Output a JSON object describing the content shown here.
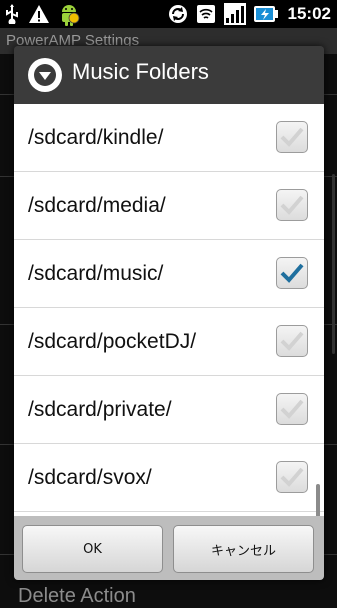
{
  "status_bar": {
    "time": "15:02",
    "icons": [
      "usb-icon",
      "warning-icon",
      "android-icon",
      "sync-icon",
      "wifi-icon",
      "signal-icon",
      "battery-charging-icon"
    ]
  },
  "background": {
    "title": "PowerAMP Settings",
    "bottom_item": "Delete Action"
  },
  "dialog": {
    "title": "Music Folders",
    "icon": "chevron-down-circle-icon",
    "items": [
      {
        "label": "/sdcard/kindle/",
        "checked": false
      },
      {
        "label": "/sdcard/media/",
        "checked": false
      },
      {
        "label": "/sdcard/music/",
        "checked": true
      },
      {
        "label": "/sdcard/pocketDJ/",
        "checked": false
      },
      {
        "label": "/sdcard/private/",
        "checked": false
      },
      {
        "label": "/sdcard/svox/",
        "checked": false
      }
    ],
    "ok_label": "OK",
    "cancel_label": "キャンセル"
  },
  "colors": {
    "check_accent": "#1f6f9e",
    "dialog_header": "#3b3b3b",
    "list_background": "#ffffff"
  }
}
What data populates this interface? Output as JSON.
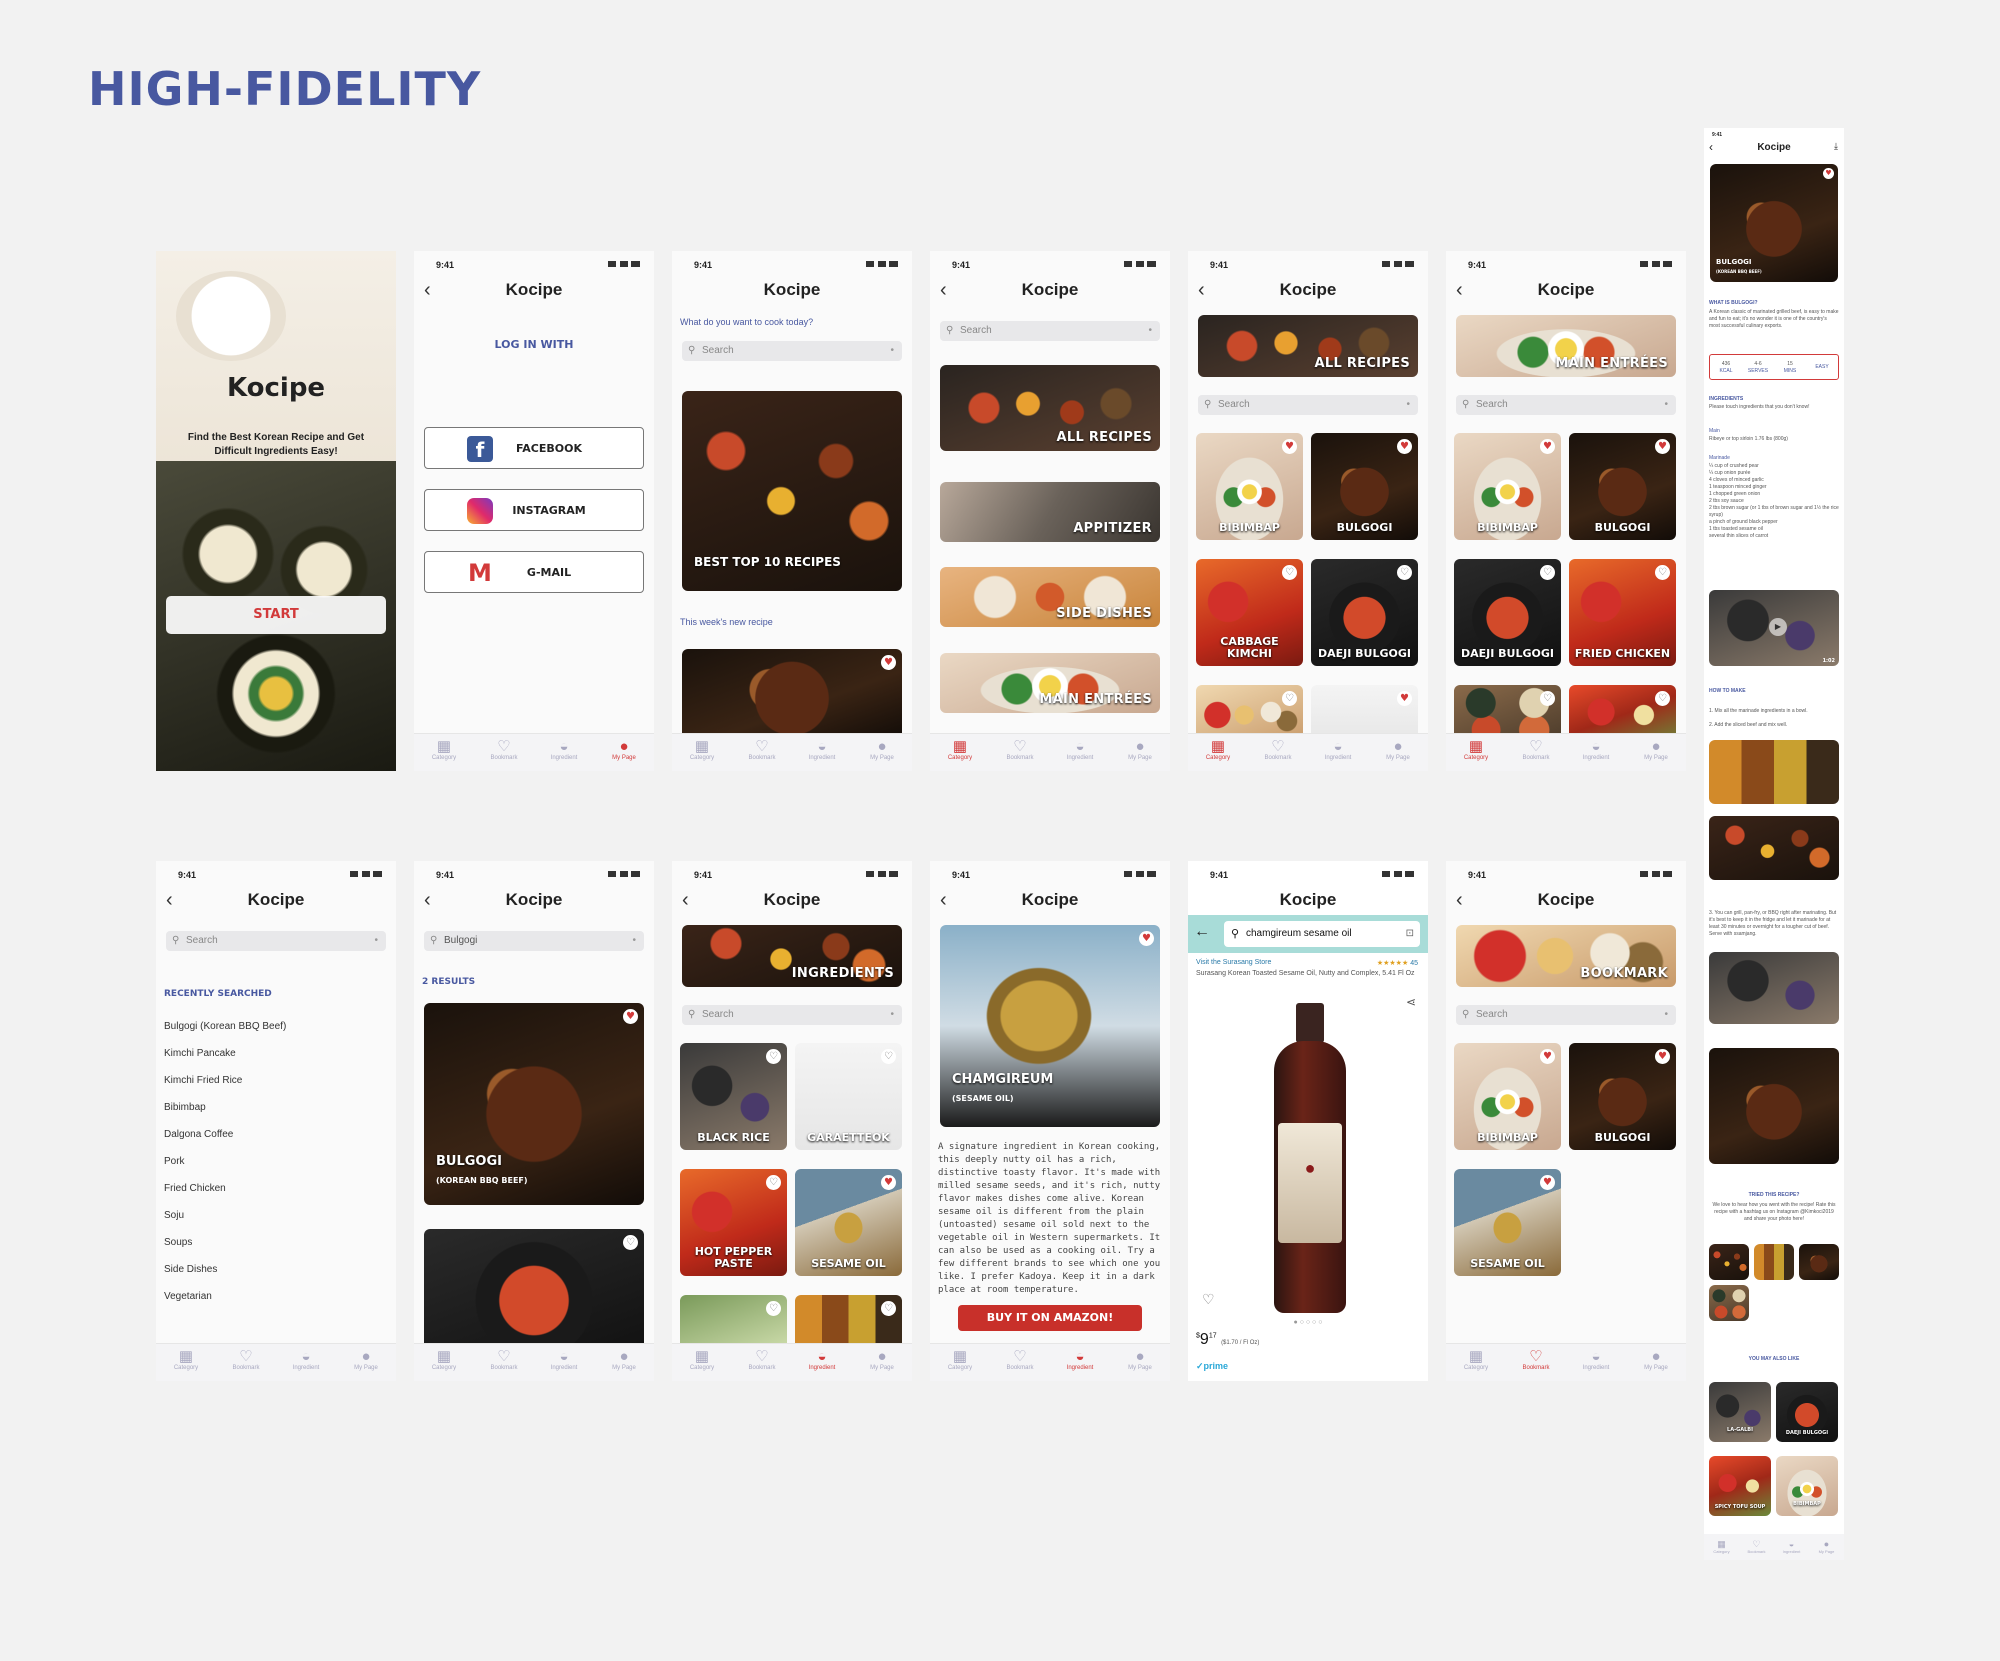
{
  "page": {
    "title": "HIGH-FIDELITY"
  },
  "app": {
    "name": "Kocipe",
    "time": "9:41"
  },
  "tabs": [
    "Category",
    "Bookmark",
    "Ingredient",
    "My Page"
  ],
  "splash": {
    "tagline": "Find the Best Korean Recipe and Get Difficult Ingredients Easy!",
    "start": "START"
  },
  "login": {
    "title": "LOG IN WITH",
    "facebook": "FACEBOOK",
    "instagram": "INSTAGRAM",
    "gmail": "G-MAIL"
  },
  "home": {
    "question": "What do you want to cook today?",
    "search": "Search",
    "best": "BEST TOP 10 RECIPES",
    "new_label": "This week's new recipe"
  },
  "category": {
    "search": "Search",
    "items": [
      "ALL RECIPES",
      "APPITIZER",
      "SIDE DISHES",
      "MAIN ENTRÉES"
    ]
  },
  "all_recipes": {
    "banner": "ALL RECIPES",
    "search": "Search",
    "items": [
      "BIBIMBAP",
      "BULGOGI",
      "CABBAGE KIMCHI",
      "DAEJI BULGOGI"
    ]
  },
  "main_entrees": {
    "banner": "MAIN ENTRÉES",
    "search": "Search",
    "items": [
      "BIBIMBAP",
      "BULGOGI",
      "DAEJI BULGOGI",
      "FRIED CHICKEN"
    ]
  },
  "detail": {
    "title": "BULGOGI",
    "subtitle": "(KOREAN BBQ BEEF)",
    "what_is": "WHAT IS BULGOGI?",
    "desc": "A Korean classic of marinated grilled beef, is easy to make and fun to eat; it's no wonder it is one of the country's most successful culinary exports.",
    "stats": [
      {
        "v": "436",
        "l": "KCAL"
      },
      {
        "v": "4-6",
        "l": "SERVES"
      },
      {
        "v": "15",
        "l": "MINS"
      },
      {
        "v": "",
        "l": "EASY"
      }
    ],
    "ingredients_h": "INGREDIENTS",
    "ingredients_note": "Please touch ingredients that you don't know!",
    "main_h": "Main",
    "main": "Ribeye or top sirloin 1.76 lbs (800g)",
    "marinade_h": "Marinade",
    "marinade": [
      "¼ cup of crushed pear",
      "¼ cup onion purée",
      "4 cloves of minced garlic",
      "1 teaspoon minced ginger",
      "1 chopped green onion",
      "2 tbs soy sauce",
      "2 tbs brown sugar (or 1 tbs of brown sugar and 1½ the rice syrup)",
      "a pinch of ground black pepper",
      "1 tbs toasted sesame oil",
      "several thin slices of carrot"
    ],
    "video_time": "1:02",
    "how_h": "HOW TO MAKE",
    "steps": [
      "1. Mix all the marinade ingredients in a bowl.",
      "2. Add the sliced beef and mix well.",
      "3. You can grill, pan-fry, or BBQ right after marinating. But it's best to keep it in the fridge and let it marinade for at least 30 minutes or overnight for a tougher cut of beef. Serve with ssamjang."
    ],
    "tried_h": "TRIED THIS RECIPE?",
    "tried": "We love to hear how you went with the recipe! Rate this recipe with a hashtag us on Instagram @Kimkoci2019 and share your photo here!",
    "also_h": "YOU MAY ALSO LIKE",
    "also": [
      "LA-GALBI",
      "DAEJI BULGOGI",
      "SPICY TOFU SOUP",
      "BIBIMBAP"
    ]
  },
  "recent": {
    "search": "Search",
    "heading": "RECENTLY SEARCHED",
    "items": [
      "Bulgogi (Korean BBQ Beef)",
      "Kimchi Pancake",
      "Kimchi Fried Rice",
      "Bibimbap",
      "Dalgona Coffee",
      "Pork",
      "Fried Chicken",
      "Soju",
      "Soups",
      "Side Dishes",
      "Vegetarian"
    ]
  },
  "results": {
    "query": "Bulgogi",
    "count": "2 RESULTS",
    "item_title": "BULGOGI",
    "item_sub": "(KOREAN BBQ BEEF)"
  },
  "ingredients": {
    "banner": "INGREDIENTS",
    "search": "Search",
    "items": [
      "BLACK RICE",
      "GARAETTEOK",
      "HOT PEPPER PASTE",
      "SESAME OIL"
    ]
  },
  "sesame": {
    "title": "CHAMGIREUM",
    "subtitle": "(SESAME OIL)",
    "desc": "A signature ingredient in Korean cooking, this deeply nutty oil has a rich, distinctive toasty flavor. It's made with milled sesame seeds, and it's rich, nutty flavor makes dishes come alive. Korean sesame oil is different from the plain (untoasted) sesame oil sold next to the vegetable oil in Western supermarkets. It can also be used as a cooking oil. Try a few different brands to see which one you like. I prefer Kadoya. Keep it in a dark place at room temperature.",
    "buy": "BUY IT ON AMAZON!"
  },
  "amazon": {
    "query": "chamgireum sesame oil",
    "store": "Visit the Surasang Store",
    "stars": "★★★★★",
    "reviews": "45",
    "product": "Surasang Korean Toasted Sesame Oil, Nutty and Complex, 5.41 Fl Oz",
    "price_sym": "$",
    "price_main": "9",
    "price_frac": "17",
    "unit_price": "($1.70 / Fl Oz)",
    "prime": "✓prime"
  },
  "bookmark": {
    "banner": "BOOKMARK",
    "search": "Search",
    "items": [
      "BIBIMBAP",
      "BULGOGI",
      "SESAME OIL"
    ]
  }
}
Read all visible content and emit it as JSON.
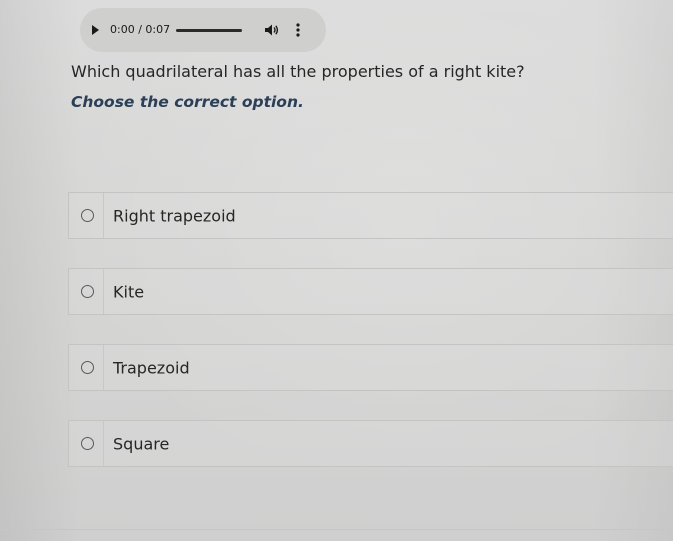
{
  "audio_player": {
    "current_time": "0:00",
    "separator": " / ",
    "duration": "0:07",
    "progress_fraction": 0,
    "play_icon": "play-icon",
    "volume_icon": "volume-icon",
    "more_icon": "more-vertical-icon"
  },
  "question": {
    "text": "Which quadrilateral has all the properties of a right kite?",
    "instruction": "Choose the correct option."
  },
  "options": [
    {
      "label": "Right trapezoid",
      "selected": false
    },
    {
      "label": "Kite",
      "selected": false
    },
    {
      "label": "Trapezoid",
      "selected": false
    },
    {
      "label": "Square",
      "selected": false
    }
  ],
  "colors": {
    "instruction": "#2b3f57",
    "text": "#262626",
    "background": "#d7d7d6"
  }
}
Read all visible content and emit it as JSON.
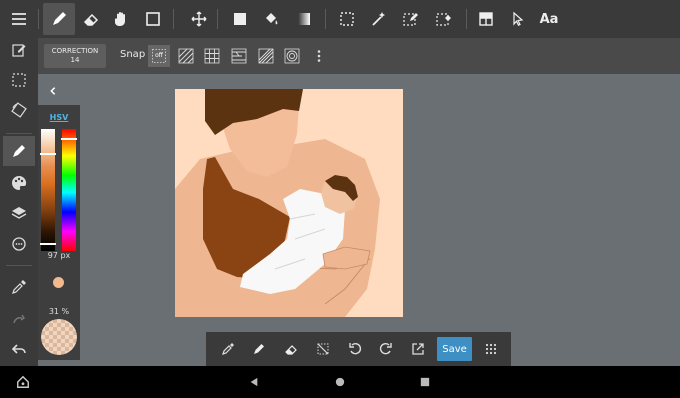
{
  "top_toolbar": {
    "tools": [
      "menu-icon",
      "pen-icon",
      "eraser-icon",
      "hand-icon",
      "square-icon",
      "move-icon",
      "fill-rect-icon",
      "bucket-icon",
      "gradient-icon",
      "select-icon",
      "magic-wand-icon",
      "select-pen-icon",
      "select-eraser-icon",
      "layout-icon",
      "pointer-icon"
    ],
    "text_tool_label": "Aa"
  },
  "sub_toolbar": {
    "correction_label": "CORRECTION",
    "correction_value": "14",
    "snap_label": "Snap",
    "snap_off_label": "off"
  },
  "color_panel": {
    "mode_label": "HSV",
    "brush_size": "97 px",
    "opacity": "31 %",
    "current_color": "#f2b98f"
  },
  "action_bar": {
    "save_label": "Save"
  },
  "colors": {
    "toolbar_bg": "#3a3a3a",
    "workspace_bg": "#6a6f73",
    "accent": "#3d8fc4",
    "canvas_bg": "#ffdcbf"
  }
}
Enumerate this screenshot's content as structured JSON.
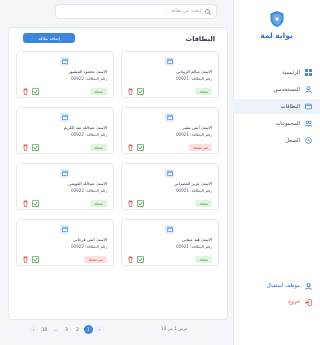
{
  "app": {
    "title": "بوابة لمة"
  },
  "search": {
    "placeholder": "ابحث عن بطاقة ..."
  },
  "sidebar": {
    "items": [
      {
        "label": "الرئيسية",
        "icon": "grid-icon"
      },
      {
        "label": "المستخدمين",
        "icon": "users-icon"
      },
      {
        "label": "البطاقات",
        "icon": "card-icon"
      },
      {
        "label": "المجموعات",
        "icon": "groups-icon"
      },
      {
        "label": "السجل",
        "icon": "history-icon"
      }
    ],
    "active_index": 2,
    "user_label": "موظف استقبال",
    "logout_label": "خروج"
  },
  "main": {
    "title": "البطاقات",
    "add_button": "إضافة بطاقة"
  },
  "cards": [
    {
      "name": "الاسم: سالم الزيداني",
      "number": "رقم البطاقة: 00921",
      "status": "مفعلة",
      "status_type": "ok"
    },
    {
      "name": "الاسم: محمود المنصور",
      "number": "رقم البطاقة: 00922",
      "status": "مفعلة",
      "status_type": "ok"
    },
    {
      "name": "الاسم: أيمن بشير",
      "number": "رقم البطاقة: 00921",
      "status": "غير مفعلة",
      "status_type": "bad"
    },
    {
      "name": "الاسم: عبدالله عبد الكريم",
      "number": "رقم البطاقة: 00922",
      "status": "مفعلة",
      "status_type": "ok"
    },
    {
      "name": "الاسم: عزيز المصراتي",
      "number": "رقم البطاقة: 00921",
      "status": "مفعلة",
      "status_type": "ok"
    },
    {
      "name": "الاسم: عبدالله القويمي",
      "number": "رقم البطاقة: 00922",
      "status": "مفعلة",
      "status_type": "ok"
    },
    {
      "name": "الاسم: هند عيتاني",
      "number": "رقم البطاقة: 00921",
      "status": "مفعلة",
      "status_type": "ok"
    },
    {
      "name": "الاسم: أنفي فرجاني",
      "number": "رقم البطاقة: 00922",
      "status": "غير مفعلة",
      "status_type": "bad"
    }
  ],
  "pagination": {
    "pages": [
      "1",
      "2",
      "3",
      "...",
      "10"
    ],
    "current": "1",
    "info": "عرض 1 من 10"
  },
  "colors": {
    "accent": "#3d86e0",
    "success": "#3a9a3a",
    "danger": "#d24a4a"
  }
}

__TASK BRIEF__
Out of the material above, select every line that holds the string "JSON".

__OUTPUT FOR THIS EXERCISE__
Output a JSON object describing the content shown here.
What data populates this interface? Output as JSON.
Read all visible content and emit it as JSON.
Read all visible content and emit it as JSON.
Enumerate this screenshot's content as structured JSON.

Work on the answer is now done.